### [Work required]
Go through the data below. Pull out every line that has the word "amount".
________
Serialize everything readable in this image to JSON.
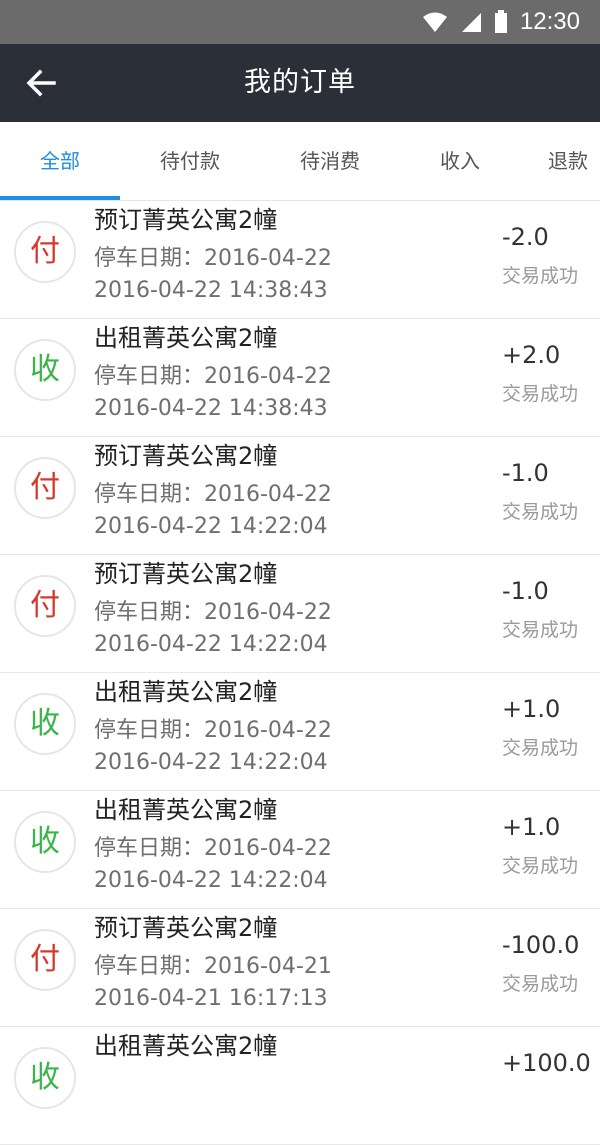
{
  "status_bar": {
    "time": "12:30",
    "icons": [
      "wifi-icon",
      "signal-icon",
      "battery-icon"
    ]
  },
  "app_bar": {
    "title": "我的订单",
    "back_icon": "arrow-left-icon"
  },
  "tabs": [
    {
      "label": "全部",
      "active": true
    },
    {
      "label": "待付款",
      "active": false
    },
    {
      "label": "待消费",
      "active": false
    },
    {
      "label": "收入",
      "active": false
    },
    {
      "label": "退款",
      "active": false
    }
  ],
  "colors": {
    "accent": "#1f8de2",
    "pay_badge": "#d23a2f",
    "receive_badge": "#39b54a",
    "app_bar_bg": "#2b3038",
    "status_bar_bg": "#6b6b6b"
  },
  "orders": [
    {
      "badge": "付",
      "kind": "pay",
      "title": "预订菁英公寓2幢",
      "park_date": "停车日期：2016-04-22",
      "datetime": "2016-04-22 14:38:43",
      "amount": "-2.0",
      "status": "交易成功"
    },
    {
      "badge": "收",
      "kind": "receive",
      "title": "出租菁英公寓2幢",
      "park_date": "停车日期：2016-04-22",
      "datetime": "2016-04-22 14:38:43",
      "amount": "+2.0",
      "status": "交易成功"
    },
    {
      "badge": "付",
      "kind": "pay",
      "title": "预订菁英公寓2幢",
      "park_date": "停车日期：2016-04-22",
      "datetime": "2016-04-22 14:22:04",
      "amount": "-1.0",
      "status": "交易成功"
    },
    {
      "badge": "付",
      "kind": "pay",
      "title": "预订菁英公寓2幢",
      "park_date": "停车日期：2016-04-22",
      "datetime": "2016-04-22 14:22:04",
      "amount": "-1.0",
      "status": "交易成功"
    },
    {
      "badge": "收",
      "kind": "receive",
      "title": "出租菁英公寓2幢",
      "park_date": "停车日期：2016-04-22",
      "datetime": "2016-04-22 14:22:04",
      "amount": "+1.0",
      "status": "交易成功"
    },
    {
      "badge": "收",
      "kind": "receive",
      "title": "出租菁英公寓2幢",
      "park_date": "停车日期：2016-04-22",
      "datetime": "2016-04-22 14:22:04",
      "amount": "+1.0",
      "status": "交易成功"
    },
    {
      "badge": "付",
      "kind": "pay",
      "title": "预订菁英公寓2幢",
      "park_date": "停车日期：2016-04-21",
      "datetime": "2016-04-21 16:17:13",
      "amount": "-100.0",
      "status": "交易成功"
    },
    {
      "badge": "收",
      "kind": "receive",
      "title": "出租菁英公寓2幢",
      "park_date": "",
      "datetime": "",
      "amount": "+100.0",
      "status": ""
    }
  ]
}
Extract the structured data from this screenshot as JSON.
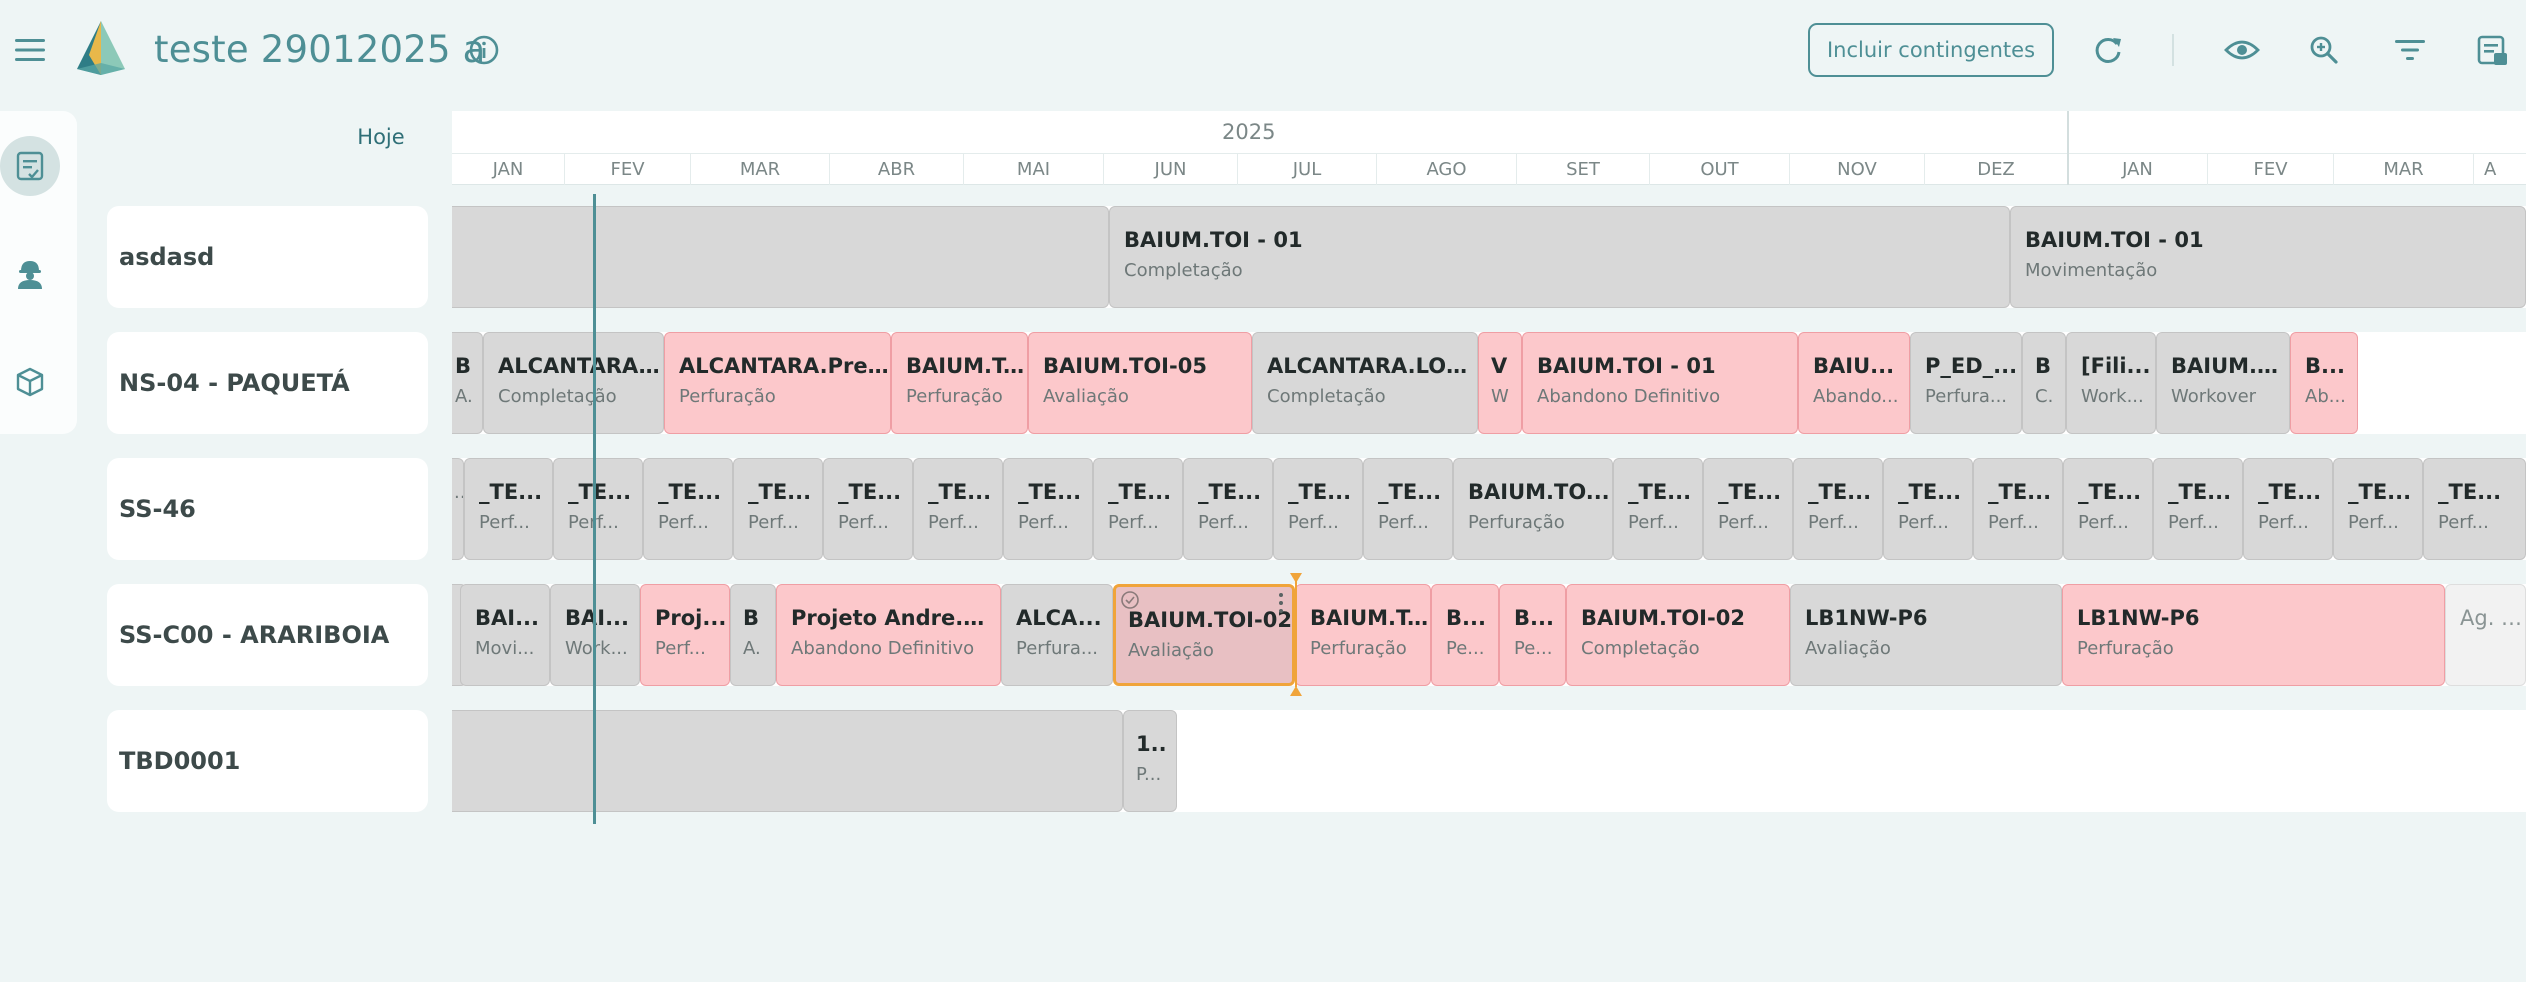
{
  "header": {
    "title": "teste 29012025 a",
    "contingent_button": "Incluir contingentes",
    "icons": [
      "menu-icon",
      "app-logo",
      "info-icon",
      "refresh-icon",
      "eye-icon",
      "zoom-icon",
      "filter-icon",
      "notes-icon"
    ]
  },
  "side_rail": {
    "items": [
      "schedule-icon",
      "worker-icon",
      "package-icon"
    ],
    "active": "schedule-icon"
  },
  "timeline": {
    "today_label": "Hoje",
    "years": [
      "2025"
    ],
    "months": [
      "JAN",
      "FEV",
      "MAR",
      "ABR",
      "MAI",
      "JUN",
      "JUL",
      "AGO",
      "SET",
      "OUT",
      "NOV",
      "DEZ",
      "JAN",
      "FEV",
      "MAR",
      "A"
    ]
  },
  "rows": [
    {
      "label": "asdasd",
      "bars": [
        {
          "title": "",
          "subtitle": "",
          "color": "gray"
        },
        {
          "title": "BAIUM.TOI - 01",
          "subtitle": "Completação",
          "color": "gray"
        },
        {
          "title": "BAIUM.TOI - 01",
          "subtitle": "Movimentação",
          "color": "gray"
        }
      ]
    },
    {
      "label": "NS-04 - PAQUETÁ",
      "bars": [
        {
          "title": "B",
          "subtitle": "A.",
          "color": "gray"
        },
        {
          "title": "ALCANTARA....",
          "subtitle": "Completação",
          "color": "gray"
        },
        {
          "title": "ALCANTARA.Pref ...",
          "subtitle": "Perfuração",
          "color": "pink"
        },
        {
          "title": "BAIUM.T...",
          "subtitle": "Perfuração",
          "color": "pink"
        },
        {
          "title": "BAIUM.TOI-05",
          "subtitle": "Avaliação",
          "color": "pink"
        },
        {
          "title": "ALCANTARA.LOC...",
          "subtitle": "Completação",
          "color": "gray"
        },
        {
          "title": "V",
          "subtitle": "W",
          "color": "pink"
        },
        {
          "title": "BAIUM.TOI - 01",
          "subtitle": "Abandono Definitivo",
          "color": "pink"
        },
        {
          "title": "BAIU...",
          "subtitle": "Abando...",
          "color": "pink"
        },
        {
          "title": "P_ED_...",
          "subtitle": "Perfura...",
          "color": "gray"
        },
        {
          "title": "B",
          "subtitle": "C.",
          "color": "gray"
        },
        {
          "title": "[Fili...",
          "subtitle": "Work...",
          "color": "gray"
        },
        {
          "title": "BAIUM.T...",
          "subtitle": "Workover",
          "color": "gray"
        },
        {
          "title": "B...",
          "subtitle": "Ab...",
          "color": "pink"
        }
      ]
    },
    {
      "label": "SS-46",
      "bars": [
        {
          "title": "",
          "subtitle": "..",
          "color": "gray"
        },
        {
          "title": "_TE...",
          "subtitle": "Perf...",
          "color": "gray"
        },
        {
          "title": "_TE...",
          "subtitle": "Perf...",
          "color": "gray"
        },
        {
          "title": "_TE...",
          "subtitle": "Perf...",
          "color": "gray"
        },
        {
          "title": "_TE...",
          "subtitle": "Perf...",
          "color": "gray"
        },
        {
          "title": "_TE...",
          "subtitle": "Perf...",
          "color": "gray"
        },
        {
          "title": "_TE...",
          "subtitle": "Perf...",
          "color": "gray"
        },
        {
          "title": "_TE...",
          "subtitle": "Perf...",
          "color": "gray"
        },
        {
          "title": "_TE...",
          "subtitle": "Perf...",
          "color": "gray"
        },
        {
          "title": "_TE...",
          "subtitle": "Perf...",
          "color": "gray"
        },
        {
          "title": "_TE...",
          "subtitle": "Perf...",
          "color": "gray"
        },
        {
          "title": "_TE...",
          "subtitle": "Perf...",
          "color": "gray"
        },
        {
          "title": "BAIUM.TO...",
          "subtitle": "Perfuração",
          "color": "gray"
        },
        {
          "title": "_TE...",
          "subtitle": "Perf...",
          "color": "gray"
        },
        {
          "title": "_TE...",
          "subtitle": "Perf...",
          "color": "gray"
        },
        {
          "title": "_TE...",
          "subtitle": "Perf...",
          "color": "gray"
        },
        {
          "title": "_TE...",
          "subtitle": "Perf...",
          "color": "gray"
        },
        {
          "title": "_TE...",
          "subtitle": "Perf...",
          "color": "gray"
        },
        {
          "title": "_TE...",
          "subtitle": "Perf...",
          "color": "gray"
        },
        {
          "title": "_TE...",
          "subtitle": "Perf...",
          "color": "gray"
        },
        {
          "title": "_TE...",
          "subtitle": "Perf...",
          "color": "gray"
        },
        {
          "title": "_TE...",
          "subtitle": "Perf...",
          "color": "gray"
        },
        {
          "title": "_TE...",
          "subtitle": "Perf...",
          "color": "gray"
        }
      ]
    },
    {
      "label": "SS-C00 - ARARIBOIA",
      "bars": [
        {
          "title": "",
          "subtitle": "",
          "color": "gray"
        },
        {
          "title": "BAI...",
          "subtitle": "Movi...",
          "color": "gray"
        },
        {
          "title": "BAI...",
          "subtitle": "Work...",
          "color": "gray"
        },
        {
          "title": "Proj...",
          "subtitle": "Perf...",
          "color": "pink"
        },
        {
          "title": "B",
          "subtitle": "A.",
          "color": "gray"
        },
        {
          "title": "Projeto Andre.Al...",
          "subtitle": "Abandono Definitivo",
          "color": "pink"
        },
        {
          "title": "ALCA...",
          "subtitle": "Perfura...",
          "color": "gray"
        },
        {
          "title": "BAIUM.TOI-02",
          "subtitle": "Avaliação",
          "color": "selected"
        },
        {
          "title": "BAIUM.T...",
          "subtitle": "Perfuração",
          "color": "pink"
        },
        {
          "title": "B...",
          "subtitle": "Pe...",
          "color": "pink"
        },
        {
          "title": "B...",
          "subtitle": "Pe...",
          "color": "pink"
        },
        {
          "title": "BAIUM.TOI-02",
          "subtitle": "Completação",
          "color": "pink"
        },
        {
          "title": "LB1NW-P6",
          "subtitle": "Avaliação",
          "color": "gray"
        },
        {
          "title": "LB1NW-P6",
          "subtitle": "Perfuração",
          "color": "pink"
        },
        {
          "title": "Ag. Pro",
          "subtitle": "",
          "color": "pale"
        }
      ]
    },
    {
      "label": "TBD0001",
      "bars": [
        {
          "title": "",
          "subtitle": "",
          "color": "gray"
        },
        {
          "title": "1..",
          "subtitle": "P...",
          "color": "gray"
        }
      ]
    }
  ],
  "colors": {
    "accent": "#4e8f95",
    "bar_gray": "#d8d8d8",
    "bar_pink": "#fcc8cb",
    "selection": "#f0a43a"
  }
}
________
### [Task solution]
      "amount": "-2.0",
      "amount": "+2.0",
      "amount": "-1.0",
      "amount": "-1.0",
      "amount": "+1.0",
      "amount": "+1.0",
      "amount": "-100.0",
      "amount": "+100.0",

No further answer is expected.